Archive for Found color

Rainbow sightings and joy in the natural vs. built environment

6 March 2009

This morning’s joy discovery: a whole site dedicated to pictures of rainbow sightings! There is something so charming about the artist’s desire to establish a collective forum for appreciating these evanescent displays of pure color.

I think the rainbow is one of the truest symbols of joy. Though we know the conditions that produce it, its emergence is always unexpected, and at any age feels somewhat magical. I think this is because it is a visual disruption of the laws that govern our everyday visual experience of the world.

One thing I’ve been wrestling with lately is the way in which joy is so often triggered by natural events and phenomena, both at the macro and micro levels. How then do we create things that bring joy? But it follows that if joy results from a pleasurable disruption of natural laws, then perhaps there is a parallel in the built environment, where joy results from a departure from the laws that govern the designed world. To some extent, these laws are the same. The built environment resides within the natural environment, so both are subject to laws of physics and to the limits of our perceptual capabilities. However, there are conventions that govern the behavior of the built environment, and perhaps unlocking some of these codes will suggest ways to integrate more joyful patterns of design.

Nature never clashes

13 February 2009

I’ve been thinking a lot about color lately, with respect to joy but also just in general. Yesterday in our thesis session we were talking about the spontaneous ways we visualize abstract concepts. Jennie (a designer-friend in my program) is synesthete so she smells colors, while Fred (Blumlein, my advisor), sees time in his brain like a pathway to the horizon, like the time machine function in a mac.
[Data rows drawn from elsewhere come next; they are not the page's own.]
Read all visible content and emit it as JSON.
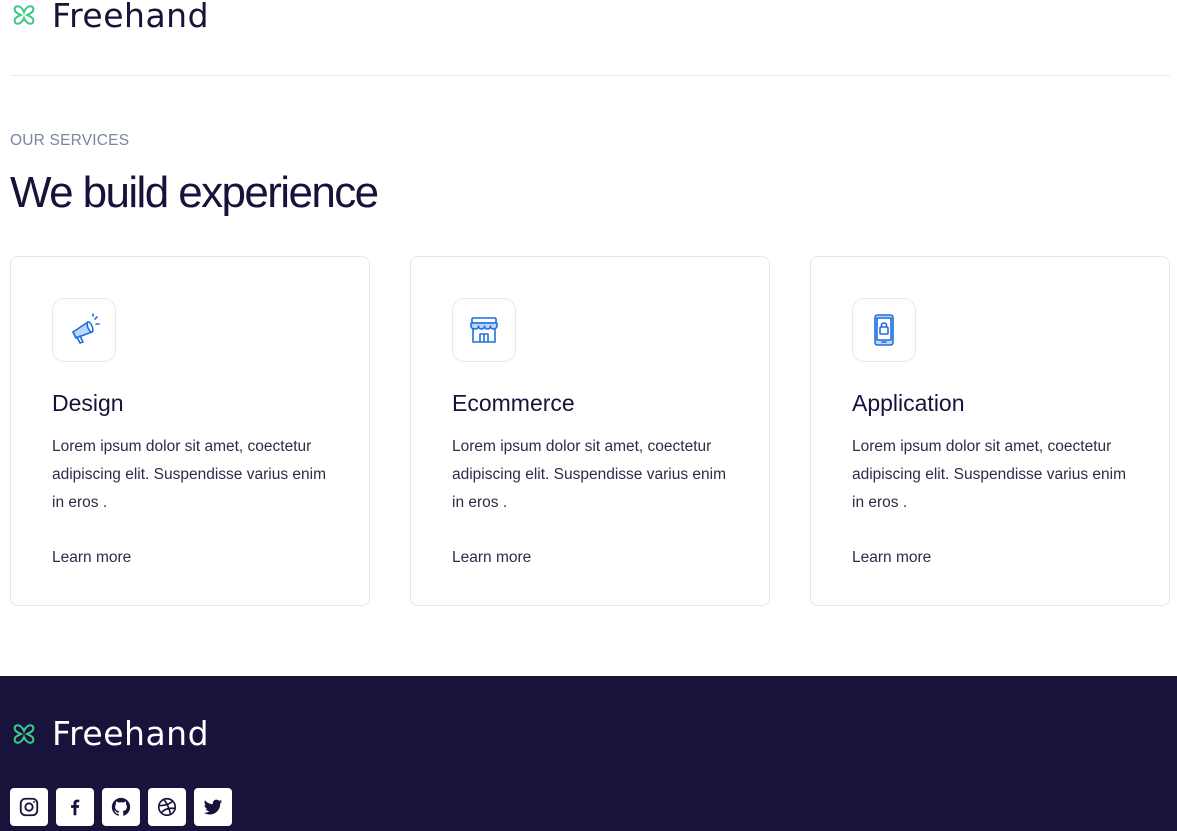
{
  "brand": {
    "name": "Freehand",
    "icon": "clover-icon",
    "accent": "#3cc98a"
  },
  "services": {
    "eyebrow": "OUR SERVICES",
    "heading": "We build experience",
    "cards": [
      {
        "icon": "megaphone-icon",
        "title": "Design",
        "text": "Lorem ipsum dolor sit amet, coectetur adipiscing elit. Suspendisse varius enim in eros .",
        "link": "Learn more"
      },
      {
        "icon": "storefront-icon",
        "title": "Ecommerce",
        "text": "Lorem ipsum dolor sit amet, coectetur adipiscing elit. Suspendisse varius enim in eros .",
        "link": "Learn more"
      },
      {
        "icon": "mobile-lock-icon",
        "title": "Application",
        "text": "Lorem ipsum dolor sit amet, coectetur adipiscing elit. Suspendisse varius enim in eros .",
        "link": "Learn more"
      }
    ]
  },
  "footer": {
    "brand_name": "Freehand",
    "background": "#17133b",
    "socials": [
      "instagram-icon",
      "facebook-icon",
      "github-icon",
      "dribbble-icon",
      "twitter-icon"
    ]
  }
}
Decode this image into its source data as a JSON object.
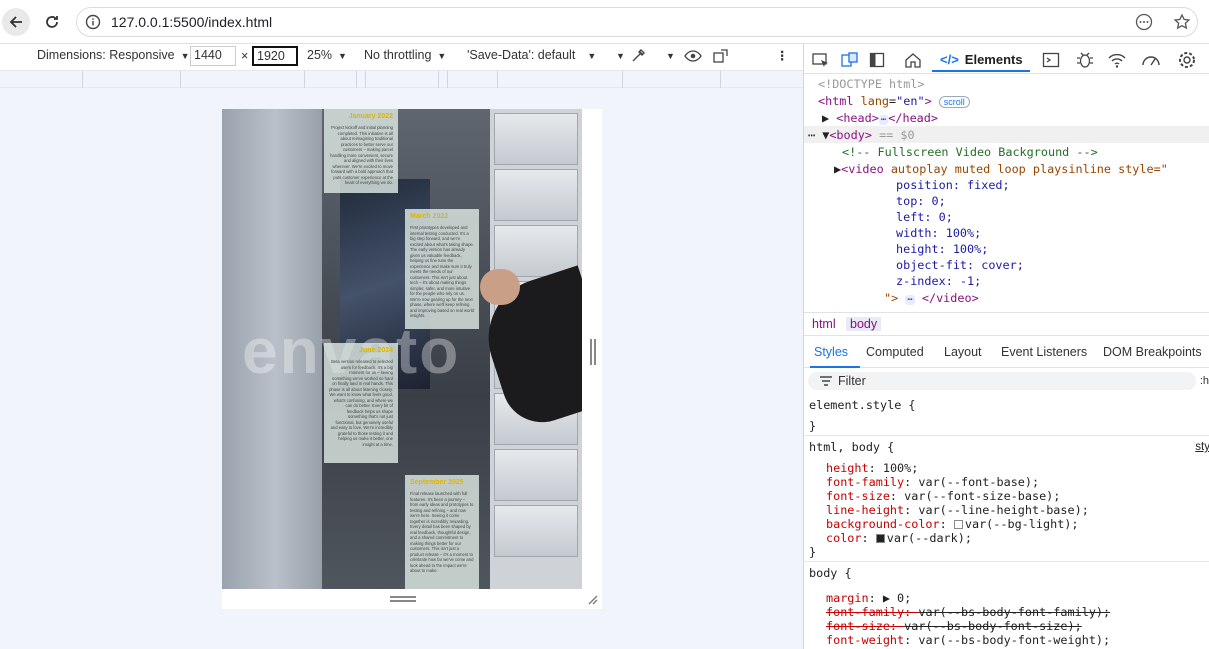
{
  "browser": {
    "url": "127.0.0.1:5500/index.html"
  },
  "emulation": {
    "dimensions_label": "Dimensions: Responsive",
    "width": "1440",
    "times": "×",
    "height": "1920",
    "zoom": "25%",
    "throttling": "No throttling",
    "save_data": "'Save-Data': default"
  },
  "page": {
    "watermark": "envato",
    "cards": [
      {
        "title": "January 2022",
        "body": "Project kickoff and initial planning completed. This initiative is all about reimagining traditional practices to better serve our customers – making parcel handling more convenient, secure and aligned with their lives wherever. We're excited to move forward with a bold approach that puts customer experience at the heart of everything we do."
      },
      {
        "title": "March 2022",
        "body": "First prototypes developed and internal testing conducted. It's a big step forward, and we're excited about what's taking shape. The early version has already given us valuable feedback, helping us fine tune the experience and make sure it truly meets the needs of our customers. This isn't just about tech – it's about making things simpler, safer, and more intuitive for the people who rely on us. We're now gearing up for the next phase, where we'll keep refining and improving based on real world insights."
      },
      {
        "title": "June 2024",
        "body": "Beta version released to selected users for feedback. It's a big moment for us – seeing something we've worked so hard on finally land in real hands. This phase is all about listening closely. We want to know what feels good, what's confusing, and where we can do better. Every bit of feedback helps us shape something that's not just functional, but genuinely useful and easy to love. We're incredibly grateful to those testing it and helping us make it better, one insight at a time."
      },
      {
        "title": "September 2025",
        "body": "Final release launched with full features. It's been a journey – from early ideas and prototypes to testing and refining – and now we're here. Seeing it come together is incredibly rewarding. Every detail has been shaped by real feedback, thoughtful design, and a shared commitment to making things better for our customers. This isn't just a product release – it's a moment to celebrate how far we've come and look ahead to the impact we're about to make."
      }
    ]
  },
  "devtools": {
    "active_tab": "Elements",
    "dom_lines": {
      "doctype": "<!DOCTYPE html>",
      "html_open": "<html ",
      "html_attr": "lang",
      "html_val": "\"en\"",
      "scroll_pill": "scroll",
      "head": "<head>",
      "head_close": "</head>",
      "body": "<body>",
      "body_eq": "== $0",
      "comment": "<!-- Fullscreen Video Background -->",
      "video_open": "<video ",
      "video_attrs": "autoplay muted loop playsinline style=\"",
      "style_lines": [
        "position: fixed;",
        "top: 0;",
        "left: 0;",
        "width: 100%;",
        "height: 100%;",
        "object-fit: cover;",
        "z-index: -1;"
      ],
      "video_end_q": "\">",
      "video_close": "</video>",
      "ellipsis": "⋯"
    },
    "breadcrumbs": [
      "html",
      "body"
    ],
    "subtabs": [
      "Styles",
      "Computed",
      "Layout",
      "Event Listeners",
      "DOM Breakpoints"
    ],
    "filter_placeholder": "Filter",
    "filter_extra": ":h",
    "rules": {
      "element_style": "element.style {",
      "close": "}",
      "html_body": "html, body {",
      "html_body_src": "sty",
      "html_body_props": [
        {
          "name": "height",
          "value": "100%;"
        },
        {
          "name": "font-family",
          "value": "var(--font-base);"
        },
        {
          "name": "font-size",
          "value": "var(--font-size-base);"
        },
        {
          "name": "line-height",
          "value": "var(--line-height-base);"
        },
        {
          "name": "background-color",
          "value": "var(--bg-light);"
        },
        {
          "name": "color",
          "value": "var(--dark);"
        }
      ],
      "body_sel": "body {",
      "margin_name": "margin",
      "margin_val": "▶ 0;",
      "struck": [
        {
          "name": "font-family",
          "value": "var(--bs-body-font-family);"
        },
        {
          "name": "font-size",
          "value": "var(--bs-body-font-size);"
        }
      ],
      "font_weight_name": "font-weight",
      "font_weight_val": "var(--bs-body-font-weight);"
    },
    "colors": {
      "accent": "#1a73e8",
      "tag": "#881280",
      "prop": "#c80000",
      "comment": "#236e25"
    }
  }
}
This allows him to see all sorts of connections in historical ideas and events that come together more synthetically than chronologically. I couldn’t think of what my spontaneous visualizations were, but this morning it hit me – I see (and sometimes smell) days in terms of color.

It doesn’t happen every day, but sometimes I walk outside and it’s just an orange day. It’s not that the light is orange or anything, but that there’s just something about the day that feels orange. And then I get to the studio and I realize I’m wearing orange, without even realizing I put it on. There’s not even any good or bad to the colors of the days. It’s not like a pink day is happier than a blue day, or a yellow day is more intense than a gray one. It’s just an intangible set of feelings that makes one day feel a certain way. Is that weird? Probably, but fortunately design is pretty accepting of weirdness.

Anyway, back to the subject of this post… In all my thinking about color, I was reminded of something Mark Goetz (my furniture professor) had said last semester. He pointed out that colors in nature never clashed, which I thought was both incredibly obvious and incredibly insightful at the same time. Colors in nature don’t clash, even when, as in the photo of a New Zealand sulfur pool above, they are absurdly odd and intense.

Found color

9 November 2008

At the bottom of the blackberry box…

Found color: J Crew online lookbook

20 October 2008

J Crew’s online lookbook has me oohing and aahing today over the arresting color palettes in the layouts.

Urban abstraction

4 October 2008

The urban environment – particularly New York City – provides ample opportunity to view a landscape pared down to the basic formal elements of line, plane, color, and negative space. It was a striking observation that photographer Randy West made of the horizontal blocks of the city’s gridded streets – that in the dimming light of dusk, this abstraction comes to the forefront. With the forms of skyscrapers silhouetted in in black, the power of the terrain in fact becomes inverted, and the negative shape of the sky takes on a new prominence. New York Times writer Bonnie Yochelson points out that these take on the shapes of “upside-down skyscrapers” which is a beautiful way of calling attention to the powerful presence of  negative space, particularly in our cityscape, which is so assertive in its verticality. It’s also an interesting statement, though, because it reveals our difficulty with processing the idea of negative volume; in fact, we rarely talk about space without talking about ways to fill it – either with physical matter, or with meaning.

This topic has me in its thrall this year because I’m taking a two-part series of courses in Space Analysis. At Pratt, there is phenomenal emphasis on form, such that two semesters of hands-on work in abstract design (or as we call it, 3D) is required for every student in the ID department. After a year of focusing on form, it is a true challenge to train your eye to notice negative volume, which we often think of as invisible, and a void. But by definition, shaping form also means shaping space, and our reactions to the space may be just as powerful but much more difficult to access and verbalize. I love these photos as very immediate reminder of the presence of negative space in our lives, and the way in change our perspective on the world.